Nick Harrison on Flickr
Spudgun67 on Wikimedia Commons
Spudgun67 on Wikimedia Commons
Brian Cooper on Flickr

Essex Street was laid out in the grounds of Essex House by Nicholas Barbon in 1675. Among many famous lawyers who lived here were Sir Orlando Bridgeman c.1606-1674 Lord Keeper, Henry Fielding 1707-1754 novelist and Brass Crosby 1725-1793 Lord Mayor of London. James Savage 1779-1852 architect had his office here. Prince Charles Edward Stuart stayed at a house in the street in 1750. Rev Theophilus Lindsey 1723-1808 Unitarian Minister founded Essex Street Chapel here in 1774. Dr. Samuel Johnson established an evening club at the Essex Head in 1783.

Essex Hall, Essex Street, Westminster, WC2, London, United Kingdom where they lived

Bow Street was formed about 1637. It has been the residence of many notable men, among whom were Henry Fielding (novelist), Sir John Fielding (magistrate), Grinling Gibbons (woodcarver), Charles Macklin (actor), John Radcliffe (physician), Charles Sackville Earl of Dorset (poet), William Wycherley (dramatist)

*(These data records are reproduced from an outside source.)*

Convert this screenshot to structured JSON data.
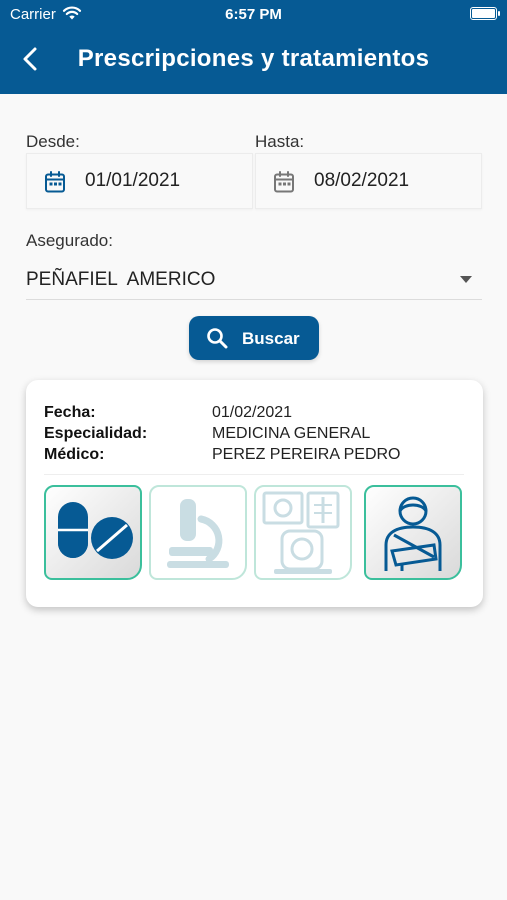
{
  "status_bar": {
    "carrier": "Carrier",
    "time": "6:57 PM"
  },
  "header": {
    "title": "Prescripciones y tratamientos"
  },
  "filters": {
    "from_label": "Desde:",
    "from_value": "01/01/2021",
    "to_label": "Hasta:",
    "to_value": "08/02/2021",
    "insured_label": "Asegurado:",
    "insured_value": "PEÑAFIEL  AMERICO",
    "search_label": "Buscar"
  },
  "result": {
    "date_label": "Fecha:",
    "date_value": "01/02/2021",
    "specialty_label": "Especialidad:",
    "specialty_value": "MEDICINA GENERAL",
    "doctor_label": "Médico:",
    "doctor_value": "PEREZ PEREIRA PEDRO",
    "categories": [
      {
        "icon": "pills-icon",
        "active": true
      },
      {
        "icon": "microscope-icon",
        "active": false
      },
      {
        "icon": "imaging-scanner-icon",
        "active": false
      },
      {
        "icon": "arm-sling-icon",
        "active": true
      }
    ]
  },
  "colors": {
    "primary": "#065a94",
    "tile_border": "#3bbf9c",
    "icon_active": "#065a94",
    "icon_inactive": "#c9dde3"
  }
}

19-20 Bow Street, Westminster, WC2, London, United Kingdom where they lived

Henry Fielding 1707-1754 novelist lived here

Milbourne House, Barnes Green, Richmond Upon Thames, SW13, London, United Kingdom where they lived

Here lived Henry Fielding B.1707 D.1754 and Sarah Fielding B.1710 D.1768

Widcombe Lodge, Church Street, Bath, United Kingdom where they was